*Recorded data*
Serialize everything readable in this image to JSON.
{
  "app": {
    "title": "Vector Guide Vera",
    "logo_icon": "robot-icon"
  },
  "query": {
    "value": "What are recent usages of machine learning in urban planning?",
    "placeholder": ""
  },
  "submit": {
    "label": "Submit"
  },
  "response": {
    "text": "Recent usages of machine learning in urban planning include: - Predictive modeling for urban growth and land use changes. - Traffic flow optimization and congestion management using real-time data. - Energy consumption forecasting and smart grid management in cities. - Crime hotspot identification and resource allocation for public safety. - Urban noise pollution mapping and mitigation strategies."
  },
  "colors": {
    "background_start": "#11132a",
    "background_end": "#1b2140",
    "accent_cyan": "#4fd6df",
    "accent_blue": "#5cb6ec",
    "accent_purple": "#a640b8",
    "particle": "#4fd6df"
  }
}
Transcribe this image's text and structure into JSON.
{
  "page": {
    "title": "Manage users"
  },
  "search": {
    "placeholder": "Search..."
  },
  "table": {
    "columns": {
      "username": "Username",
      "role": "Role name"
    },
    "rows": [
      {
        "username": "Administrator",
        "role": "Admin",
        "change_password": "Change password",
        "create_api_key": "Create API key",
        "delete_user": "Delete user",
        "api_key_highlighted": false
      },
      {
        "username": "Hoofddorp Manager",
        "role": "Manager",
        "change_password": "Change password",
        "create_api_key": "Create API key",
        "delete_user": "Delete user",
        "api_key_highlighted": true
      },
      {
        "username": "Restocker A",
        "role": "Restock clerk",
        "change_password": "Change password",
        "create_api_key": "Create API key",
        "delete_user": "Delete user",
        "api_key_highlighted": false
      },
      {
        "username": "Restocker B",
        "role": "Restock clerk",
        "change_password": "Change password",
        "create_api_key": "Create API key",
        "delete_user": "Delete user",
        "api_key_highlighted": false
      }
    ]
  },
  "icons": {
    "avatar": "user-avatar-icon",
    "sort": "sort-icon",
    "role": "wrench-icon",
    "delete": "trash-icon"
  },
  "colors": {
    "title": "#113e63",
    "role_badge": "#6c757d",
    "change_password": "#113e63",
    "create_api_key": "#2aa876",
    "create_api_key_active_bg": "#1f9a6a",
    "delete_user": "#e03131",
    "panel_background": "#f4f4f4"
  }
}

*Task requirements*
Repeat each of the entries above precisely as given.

*Solved exercise*
Serialize everything readable in this image to JSON.
{
  "app": {
    "title": "Vector Guide Vera",
    "logo_icon": "robot-icon"
  },
  "query": {
    "value": "What are recent usages of machine learning in urban planning?",
    "placeholder": ""
  },
  "submit": {
    "label": "Submit"
  },
  "response": {
    "text": "Recent usages of machine learning in urban planning include: - Predictive modeling for urban growth and land use changes. - Traffic flow optimization and congestion management using real-time data. - Energy consumption forecasting and smart grid management in cities. - Crime hotspot identification and resource allocation for public safety. - Urban noise pollution mapping and mitigation strategies."
  },
  "colors": {
    "background_start": "#11132a",
    "background_end": "#1b2140",
    "accent_cyan": "#4fd6df",
    "accent_blue": "#5cb6ec",
    "accent_purple": "#a640b8",
    "particle": "#4fd6df"
  }
}
Transcribe this image's text and structure into JSON.
{
  "page": {
    "title": "Manage users"
  },
  "search": {
    "placeholder": "Search..."
  },
  "table": {
    "columns": {
      "username": "Username",
      "role": "Role name"
    },
    "rows": [
      {
        "username": "Administrator",
        "role": "Admin",
        "change_password": "Change password",
        "create_api_key": "Create API key",
        "delete_user": "Delete user",
        "api_key_highlighted": false
      },
      {
        "username": "Hoofddorp Manager",
        "role": "Manager",
        "change_password": "Change password",
        "create_api_key": "Create API key",
        "delete_user": "Delete user",
        "api_key_highlighted": true
      },
      {
        "username": "Restocker A",
        "role": "Restock clerk",
        "change_password": "Change password",
        "create_api_key": "Create API key",
        "delete_user": "Delete user",
        "api_key_highlighted": false
      },
      {
        "username": "Restocker B",
        "role": "Restock clerk",
        "change_password": "Change password",
        "create_api_key": "Create API key",
        "delete_user": "Delete user",
        "api_key_highlighted": false
      }
    ]
  },
  "icons": {
    "avatar": "user-avatar-icon",
    "sort": "sort-icon",
    "role": "wrench-icon",
    "delete": "trash-icon"
  },
  "colors": {
    "title": "#113e63",
    "role_badge": "#6c757d",
    "change_password": "#113e63",
    "create_api_key": "#2aa876",
    "create_api_key_active_bg": "#1f9a6a",
    "delete_user": "#e03131",
    "panel_background": "#f4f4f4"
  }
}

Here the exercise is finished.